Many American liberal arts programmes are described as ‘great books’ programmes. These are traditionally delivered at small residential colleges. Students focus on individual critical interpretations of major texts and on personal development. Most classes take place as small-group seminars, where a teacher leads a group of students in a discussion of a primary text. Emphasis is placed on individual students to interpret the source text, rather than on the assemblage or analysis of scholarly material of that text. These courses tend to have a philosophical core that is taught in required seminars in the first year. Students then declare a ‘major’ (and possibly a ‘minor’) interest and take more specialised classes in that area. These programmes attract students due to small class sizes, close contact with teaching staff, and a strong sense of community.

Different approaches

A selection of colleges with very different approaches include:

  • St. John’s College
  • Pomona College
  • Amherst College
  • Bard College

Other programmes have alternative structures that tend to focus on themes. Some, like the Global Liberal Studies programme at New York University, are characterised as ‘global’ (with a strong focus on cultural literacy and graduate movement). Some programmes may place social justice and engagement at the centre of their programmes. Some of these, like those found at Boston College, may have a philosophical or religious connection. These are often—but not exclusively—found within larger research-oriented universities. Students here benefit from the resources and reputations of a larger institution, while still enjoying small class sizes and flexible programmes.

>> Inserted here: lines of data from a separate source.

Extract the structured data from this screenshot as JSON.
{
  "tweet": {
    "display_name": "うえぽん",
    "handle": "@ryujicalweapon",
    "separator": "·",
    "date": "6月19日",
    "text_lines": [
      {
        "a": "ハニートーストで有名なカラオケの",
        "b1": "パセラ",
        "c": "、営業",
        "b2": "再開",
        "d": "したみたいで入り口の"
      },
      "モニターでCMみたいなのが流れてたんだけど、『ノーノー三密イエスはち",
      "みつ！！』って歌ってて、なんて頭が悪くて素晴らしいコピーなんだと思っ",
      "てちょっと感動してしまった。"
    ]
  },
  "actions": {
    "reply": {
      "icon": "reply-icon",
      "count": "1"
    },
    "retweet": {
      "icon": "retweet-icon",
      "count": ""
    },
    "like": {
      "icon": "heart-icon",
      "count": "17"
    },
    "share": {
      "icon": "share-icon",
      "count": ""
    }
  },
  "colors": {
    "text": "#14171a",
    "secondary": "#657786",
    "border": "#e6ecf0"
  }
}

As already mentioned, there has been a recent wave of new liberal education programmes appearing in Europe. This is in part due to social and economic factors arising from the ‘great recession’. Warwick is at the forefront of developing this new European sense of liberal education. This approach is typified by critical approaches to skills development, often featuring a more structured programme than those in the US. While students are usually able to focus on themes or subjects of interest to them (like the pathways at Warwick), there tends to be more focus on the conscious cultivation of critical thinking and leadership skills.

Many individual institutions have long incorporated aspects of the liberal education approach. However, recently several Russell Group (research-intensive) universities have set up liberal education programmes. They are united by a shared commitment to research-led teaching. Experts from a range of academic fields work with students in traditional departments and in programme-specific contexts. There is a lot of variation beyond this, however, and it’s essential that you understand these differences: they will have a big impact! Some programmes allow you to take classes from across the entire university right from the beginning. These programmes may reward students who are looking for opportunities to try many different things. Other programmes are more structured and will benefit students who want more guidance or are already drawn to a particular area of inquiry.

Find out more

There are a lot of academic studies about the pedagogy of liberal education, and there’s even more about the ways in which these educational methods intersect with various historical moments, figures, and ideas. Beyond that, you will find many articles in public-facing media that discuss the value of a liberal education.

Here are some good places to start:

For a well-voiced articulation of the values of a(n American-style) liberal education, see Fareed Zakaria, In Defense of a Liberal Education (Norton, 2015).

For a narrative about the history of liberal education and its cultural, religious, and political importance, see Anthony Grafton and Lisa Jardine, From Humanism to the Humanities: Education and the Liberal Arts in Fifteenth and Sixteenth-Century Europe (Duckworth, 1986).

For a survey of the classical roots of liberal education, see Rachel Bruzzone and Claudia Michel, eds., The Roots of the Liberal Arts in Antiquity: A Handbook (University College Freiburg/Rombach, 2015).

An overview of the development of transdisciplinarity as a concept forms the basis of Jay Hillel Bernstein's "Transdisciplinarity: A Review of Its Origins, Development, and Current Issues", in Journal of Research Practice 11:1 (2015).